Segment Start: Data listing

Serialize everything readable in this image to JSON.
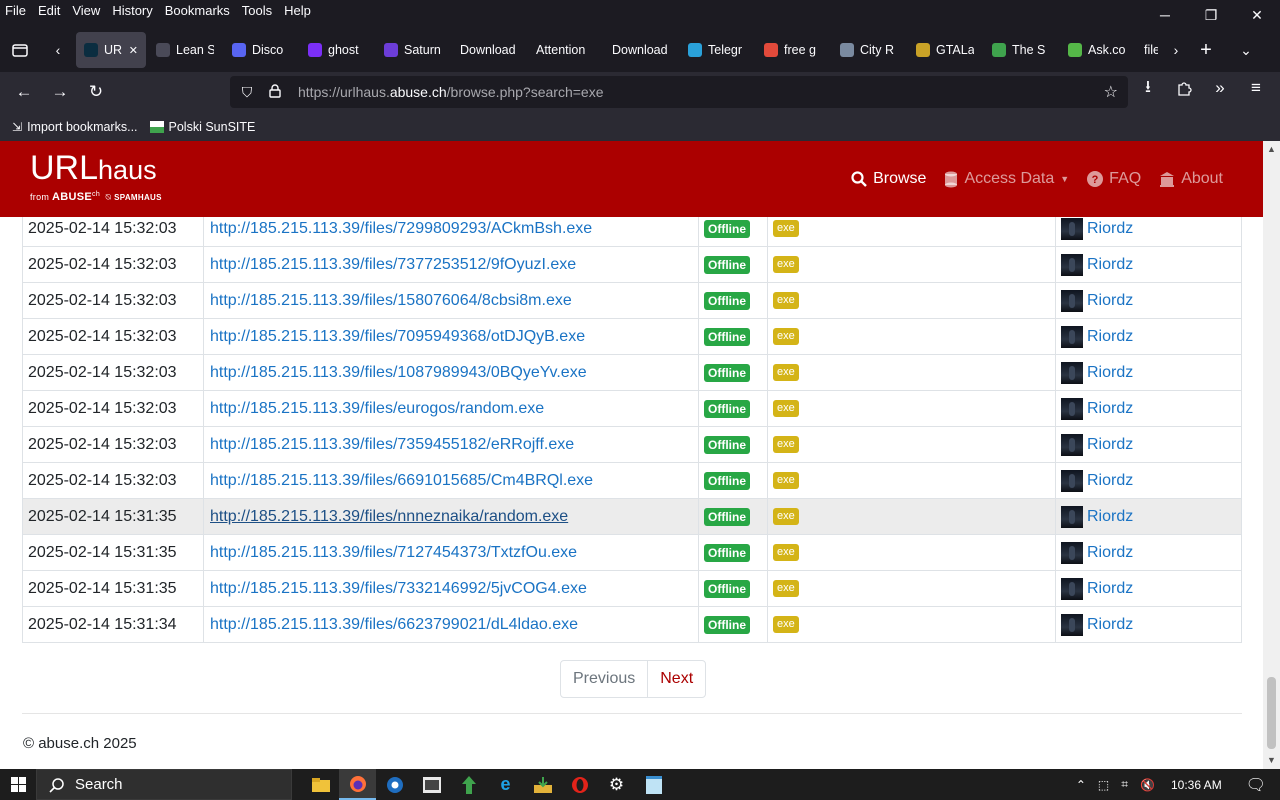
{
  "menu": [
    "File",
    "Edit",
    "View",
    "History",
    "Bookmarks",
    "Tools",
    "Help"
  ],
  "window_controls": {
    "minimize": "─",
    "restore": "❐",
    "close": "✕"
  },
  "tabs": [
    {
      "label": "URL",
      "color": "#0b2d40",
      "active": true
    },
    {
      "label": "Lean S",
      "color": "#4a4a58"
    },
    {
      "label": "Disco",
      "color": "#5865f2"
    },
    {
      "label": "ghost",
      "color": "#7b2ff7"
    },
    {
      "label": "Saturn",
      "color": "#6c3dd8"
    },
    {
      "label": "Download",
      "color": ""
    },
    {
      "label": "Attention",
      "color": ""
    },
    {
      "label": "Download",
      "color": ""
    },
    {
      "label": "Telegr",
      "color": "#2aa1da"
    },
    {
      "label": "free g",
      "color": "#e24a3b"
    },
    {
      "label": "City R",
      "color": "#7a8aa0"
    },
    {
      "label": "GTALa",
      "color": "#c9a227"
    },
    {
      "label": "The S",
      "color": "#3fa34d"
    },
    {
      "label": "Ask.co",
      "color": "#55b748"
    },
    {
      "label": "file",
      "color": ""
    }
  ],
  "url": {
    "prefix": "https://urlhaus.",
    "domain": "abuse.ch",
    "path": "/browse.php?search=exe"
  },
  "bookmarks": [
    "Import bookmarks...",
    "Polski SunSITE"
  ],
  "site": {
    "logo_main": "URL",
    "logo_sub": "haus",
    "logo_from": "from",
    "logo_abuse": "ABUSE",
    "logo_ch": "ch",
    "logo_spamhaus": "SPAMHAUS",
    "nav": [
      {
        "label": "Browse",
        "icon": "search-icon",
        "active": true
      },
      {
        "label": "Access Data",
        "icon": "database-icon",
        "active": false,
        "dropdown": true
      },
      {
        "label": "FAQ",
        "icon": "question-icon",
        "active": false
      },
      {
        "label": "About",
        "icon": "building-icon",
        "active": false
      }
    ]
  },
  "rows": [
    {
      "date": "2025-02-14 15:32:03",
      "url": "http://185.215.113.39/files/7299809293/ACkmBsh.exe",
      "status": "Offline",
      "tag": "exe",
      "reporter": "Riordz"
    },
    {
      "date": "2025-02-14 15:32:03",
      "url": "http://185.215.113.39/files/7377253512/9fOyuzI.exe",
      "status": "Offline",
      "tag": "exe",
      "reporter": "Riordz"
    },
    {
      "date": "2025-02-14 15:32:03",
      "url": "http://185.215.113.39/files/158076064/8cbsi8m.exe",
      "status": "Offline",
      "tag": "exe",
      "reporter": "Riordz"
    },
    {
      "date": "2025-02-14 15:32:03",
      "url": "http://185.215.113.39/files/7095949368/otDJQyB.exe",
      "status": "Offline",
      "tag": "exe",
      "reporter": "Riordz"
    },
    {
      "date": "2025-02-14 15:32:03",
      "url": "http://185.215.113.39/files/1087989943/0BQyeYv.exe",
      "status": "Offline",
      "tag": "exe",
      "reporter": "Riordz"
    },
    {
      "date": "2025-02-14 15:32:03",
      "url": "http://185.215.113.39/files/eurogos/random.exe",
      "status": "Offline",
      "tag": "exe",
      "reporter": "Riordz"
    },
    {
      "date": "2025-02-14 15:32:03",
      "url": "http://185.215.113.39/files/7359455182/eRRojff.exe",
      "status": "Offline",
      "tag": "exe",
      "reporter": "Riordz"
    },
    {
      "date": "2025-02-14 15:32:03",
      "url": "http://185.215.113.39/files/6691015685/Cm4BRQl.exe",
      "status": "Offline",
      "tag": "exe",
      "reporter": "Riordz"
    },
    {
      "date": "2025-02-14 15:31:35",
      "url": "http://185.215.113.39/files/nnneznaika/random.exe",
      "status": "Offline",
      "tag": "exe",
      "reporter": "Riordz",
      "hover": true
    },
    {
      "date": "2025-02-14 15:31:35",
      "url": "http://185.215.113.39/files/7127454373/TxtzfOu.exe",
      "status": "Offline",
      "tag": "exe",
      "reporter": "Riordz"
    },
    {
      "date": "2025-02-14 15:31:35",
      "url": "http://185.215.113.39/files/7332146992/5jvCOG4.exe",
      "status": "Offline",
      "tag": "exe",
      "reporter": "Riordz"
    },
    {
      "date": "2025-02-14 15:31:34",
      "url": "http://185.215.113.39/files/6623799021/dL4ldao.exe",
      "status": "Offline",
      "tag": "exe",
      "reporter": "Riordz"
    }
  ],
  "pager": {
    "prev": "Previous",
    "next": "Next"
  },
  "footer": "© abuse.ch 2025",
  "taskbar": {
    "search": "Search",
    "clock": "10:36 AM"
  }
}
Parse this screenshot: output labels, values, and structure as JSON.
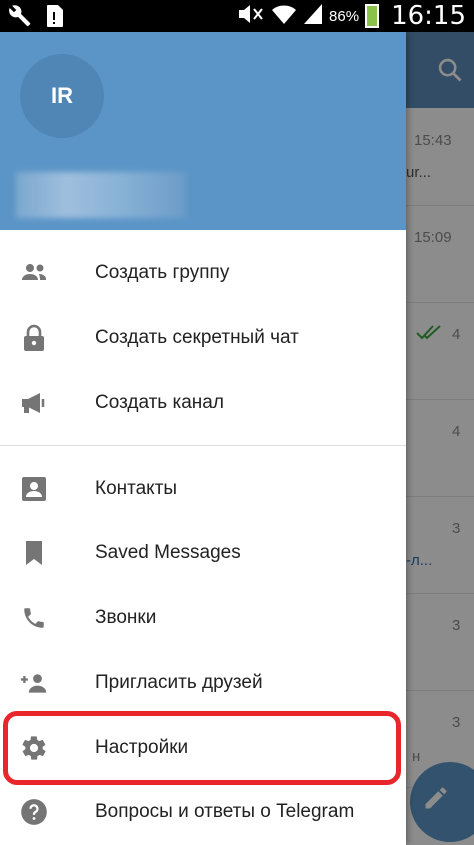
{
  "status_bar": {
    "battery": "86%",
    "time": "16:15",
    "icons": [
      "wrench-icon",
      "sd-card-icon",
      "mute-icon",
      "wifi-icon",
      "signal-icon",
      "battery-icon"
    ]
  },
  "background_chats": {
    "rows": [
      {
        "time": "15:43",
        "preview": "ur..."
      },
      {
        "time": "15:09",
        "preview": ""
      },
      {
        "badge": "4"
      },
      {
        "badge": "4"
      },
      {
        "badge": "3",
        "preview": "-л..."
      },
      {
        "badge": "3"
      },
      {
        "badge": "3",
        "preview": "н"
      }
    ]
  },
  "drawer": {
    "avatar_initials": "IR",
    "menu": [
      {
        "label": "Создать группу",
        "icon": "group-icon"
      },
      {
        "label": "Создать секретный чат",
        "icon": "lock-icon"
      },
      {
        "label": "Создать канал",
        "icon": "megaphone-icon"
      },
      {
        "label": "Контакты",
        "icon": "contacts-icon"
      },
      {
        "label": "Saved Messages",
        "icon": "bookmark-icon"
      },
      {
        "label": "Звонки",
        "icon": "phone-icon"
      },
      {
        "label": "Пригласить друзей",
        "icon": "add-person-icon"
      },
      {
        "label": "Настройки",
        "icon": "gear-icon"
      },
      {
        "label": "Вопросы и ответы о Telegram",
        "icon": "help-icon"
      }
    ]
  },
  "colors": {
    "header": "#5b95c7",
    "highlight": "#e8262b",
    "icon": "#757575"
  }
}
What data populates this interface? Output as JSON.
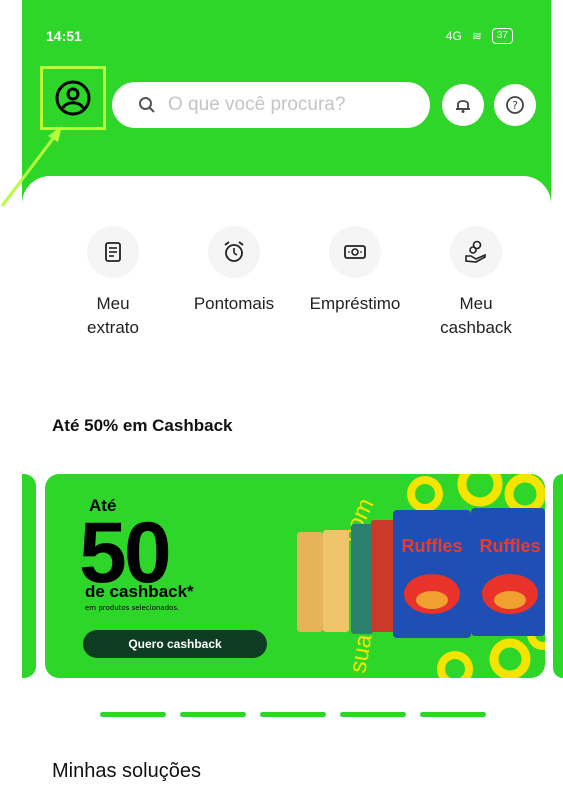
{
  "status_bar": {
    "time": "14:51",
    "extra": "▸ ···",
    "signal": "4G",
    "battery": "37"
  },
  "search": {
    "placeholder": "O que você procura?"
  },
  "quick_actions": [
    {
      "label": "Meu extrato",
      "icon": "statement-icon"
    },
    {
      "label": "Pontomais",
      "icon": "alarm-clock-icon"
    },
    {
      "label": "Empréstimo",
      "icon": "money-icon"
    },
    {
      "label": "Meu cashback",
      "icon": "hand-coin-icon"
    }
  ],
  "section": {
    "title": "Até 50% em Cashback"
  },
  "banner": {
    "ate": "Até",
    "big": "50",
    "sub": "de cashback*",
    "small": "em produtos selecionados.",
    "button": "Quero cashback",
    "brand": "Ruffles"
  },
  "solutions": {
    "title": "Minhas soluções"
  },
  "colors": {
    "brand_green": "#2ed62a",
    "highlight": "#b7ff3a",
    "dark_green": "#0f3d24"
  }
}
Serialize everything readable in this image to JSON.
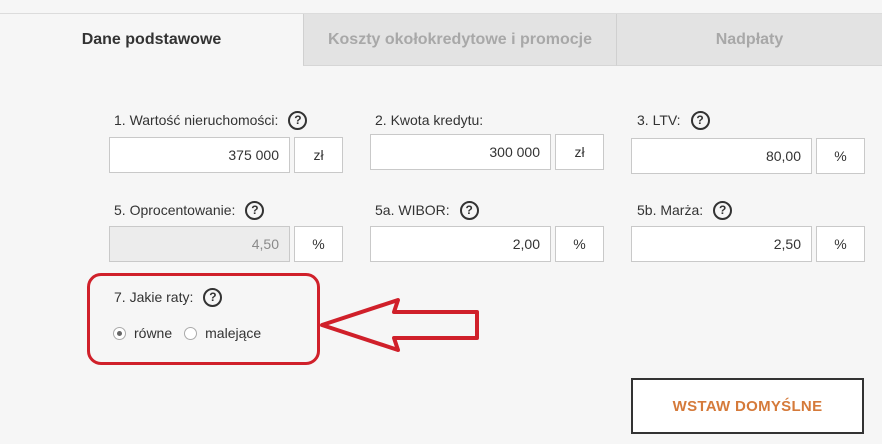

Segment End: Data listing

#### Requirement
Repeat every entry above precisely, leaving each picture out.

#### Task answer
Serialize everything readable in this image to JSON.
{
  "menu": [
    "File",
    "Edit",
    "View",
    "History",
    "Bookmarks",
    "Tools",
    "Help"
  ],
  "window_controls": {
    "minimize": "─",
    "restore": "❐",
    "close": "✕"
  },
  "tabs": [
    {
      "label": "URL",
      "color": "#0b2d40",
      "active": true
    },
    {
      "label": "Lean S",
      "color": "#4a4a58"
    },
    {
      "label": "Disco",
      "color": "#5865f2"
    },
    {
      "label": "ghost",
      "color": "#7b2ff7"
    },
    {
      "label": "Saturn",
      "color": "#6c3dd8"
    },
    {
      "label": "Download",
      "color": ""
    },
    {
      "label": "Attention",
      "color": ""
    },
    {
      "label": "Download",
      "color": ""
    },
    {
      "label": "Telegr",
      "color": "#2aa1da"
    },
    {
      "label": "free g",
      "color": "#e24a3b"
    },
    {
      "label": "City R",
      "color": "#7a8aa0"
    },
    {
      "label": "GTALa",
      "color": "#c9a227"
    },
    {
      "label": "The S",
      "color": "#3fa34d"
    },
    {
      "label": "Ask.co",
      "color": "#55b748"
    },
    {
      "label": "file",
      "color": ""
    }
  ],
  "url": {
    "prefix": "https://urlhaus.",
    "domain": "abuse.ch",
    "path": "/browse.php?search=exe"
  },
  "bookmarks": [
    "Import bookmarks...",
    "Polski SunSITE"
  ],
  "site": {
    "logo_main": "URL",
    "logo_sub": "haus",
    "logo_from": "from",
    "logo_abuse": "ABUSE",
    "logo_ch": "ch",
    "logo_spamhaus": "SPAMHAUS",
    "nav": [
      {
        "label": "Browse",
        "icon": "search-icon",
        "active": true
      },
      {
        "label": "Access Data",
        "icon": "database-icon",
        "active": false,
        "dropdown": true
      },
      {
        "label": "FAQ",
        "icon": "question-icon",
        "active": false
      },
      {
        "label": "About",
        "icon": "building-icon",
        "active": false
      }
    ]
  },
  "rows": [
    {
      "date": "2025-02-14 15:32:03",
      "url": "http://185.215.113.39/files/7299809293/ACkmBsh.exe",
      "status": "Offline",
      "tag": "exe",
      "reporter": "Riordz"
    },
    {
      "date": "2025-02-14 15:32:03",
      "url": "http://185.215.113.39/files/7377253512/9fOyuzI.exe",
      "status": "Offline",
      "tag": "exe",
      "reporter": "Riordz"
    },
    {
      "date": "2025-02-14 15:32:03",
      "url": "http://185.215.113.39/files/158076064/8cbsi8m.exe",
      "status": "Offline",
      "tag": "exe",
      "reporter": "Riordz"
    },
    {
      "date": "2025-02-14 15:32:03",
      "url": "http://185.215.113.39/files/7095949368/otDJQyB.exe",
      "status": "Offline",
      "tag": "exe",
      "reporter": "Riordz"
    },
    {
      "date": "2025-02-14 15:32:03",
      "url": "http://185.215.113.39/files/1087989943/0BQyeYv.exe",
      "status": "Offline",
      "tag": "exe",
      "reporter": "Riordz"
    },
    {
      "date": "2025-02-14 15:32:03",
      "url": "http://185.215.113.39/files/eurogos/random.exe",
      "status": "Offline",
      "tag": "exe",
      "reporter": "Riordz"
    },
    {
      "date": "2025-02-14 15:32:03",
      "url": "http://185.215.113.39/files/7359455182/eRRojff.exe",
      "status": "Offline",
      "tag": "exe",
      "reporter": "Riordz"
    },
    {
      "date": "2025-02-14 15:32:03",
      "url": "http://185.215.113.39/files/6691015685/Cm4BRQl.exe",
      "status": "Offline",
      "tag": "exe",
      "reporter": "Riordz"
    },
    {
      "date": "2025-02-14 15:31:35",
      "url": "http://185.215.113.39/files/nnneznaika/random.exe",
      "status": "Offline",
      "tag": "exe",
      "reporter": "Riordz",
      "hover": true
    },
    {
      "date": "2025-02-14 15:31:35",
      "url": "http://185.215.113.39/files/7127454373/TxtzfOu.exe",
      "status": "Offline",
      "tag": "exe",
      "reporter": "Riordz"
    },
    {
      "date": "2025-02-14 15:31:35",
      "url": "http://185.215.113.39/files/7332146992/5jvCOG4.exe",
      "status": "Offline",
      "tag": "exe",
      "reporter": "Riordz"
    },
    {
      "date": "2025-02-14 15:31:34",
      "url": "http://185.215.113.39/files/6623799021/dL4ldao.exe",
      "status": "Offline",
      "tag": "exe",
      "reporter": "Riordz"
    }
  ],
  "pager": {
    "prev": "Previous",
    "next": "Next"
  },
  "footer": "© abuse.ch 2025",
  "taskbar": {
    "search": "Search",
    "clock": "10:36 AM"
  }
}
Parse this screenshot: output labels, values, and structure as JSON.
{
  "status_bar": {
    "battery": "86%",
    "time": "16:15",
    "icons": [
      "wrench-icon",
      "sd-card-icon",
      "mute-icon",
      "wifi-icon",
      "signal-icon",
      "battery-icon"
    ]
  },
  "background_chats": {
    "rows": [
      {
        "time": "15:43",
        "preview": "ur..."
      },
      {
        "time": "15:09",
        "preview": ""
      },
      {
        "badge": "4"
      },
      {
        "badge": "4"
      },
      {
        "badge": "3",
        "preview": "-л..."
      },
      {
        "badge": "3"
      },
      {
        "badge": "3",
        "preview": "н"
      }
    ]
  },
  "drawer": {
    "avatar_initials": "IR",
    "menu": [
      {
        "label": "Создать группу",
        "icon": "group-icon"
      },
      {
        "label": "Создать секретный чат",
        "icon": "lock-icon"
      },
      {
        "label": "Создать канал",
        "icon": "megaphone-icon"
      },
      {
        "label": "Контакты",
        "icon": "contacts-icon"
      },
      {
        "label": "Saved Messages",
        "icon": "bookmark-icon"
      },
      {
        "label": "Звонки",
        "icon": "phone-icon"
      },
      {
        "label": "Пригласить друзей",
        "icon": "add-person-icon"
      },
      {
        "label": "Настройки",
        "icon": "gear-icon"
      },
      {
        "label": "Вопросы и ответы о Telegram",
        "icon": "help-icon"
      }
    ]
  },
  "colors": {
    "header": "#5b95c7",
    "highlight": "#e8262b",
    "icon": "#757575"
  }
}
What data populates this interface? Output as JSON.
{
  "status_bar": {
    "time": "14:51",
    "extra": "▸ ···",
    "signal": "4G",
    "battery": "37"
  },
  "search": {
    "placeholder": "O que você procura?"
  },
  "quick_actions": [
    {
      "label": "Meu extrato",
      "icon": "statement-icon"
    },
    {
      "label": "Pontomais",
      "icon": "alarm-clock-icon"
    },
    {
      "label": "Empréstimo",
      "icon": "money-icon"
    },
    {
      "label": "Meu cashback",
      "icon": "hand-coin-icon"
    }
  ],
  "section": {
    "title": "Até 50% em Cashback"
  },
  "banner": {
    "ate": "Até",
    "big": "50",
    "sub": "de cashback*",
    "small": "em produtos selecionados.",
    "button": "Quero cashback",
    "brand": "Ruffles"
  },
  "solutions": {
    "title": "Minhas soluções"
  },
  "colors": {
    "brand_green": "#2ed62a",
    "highlight": "#b7ff3a",
    "dark_green": "#0f3d24"
  }
}
Serialize everything readable in this image to JSON.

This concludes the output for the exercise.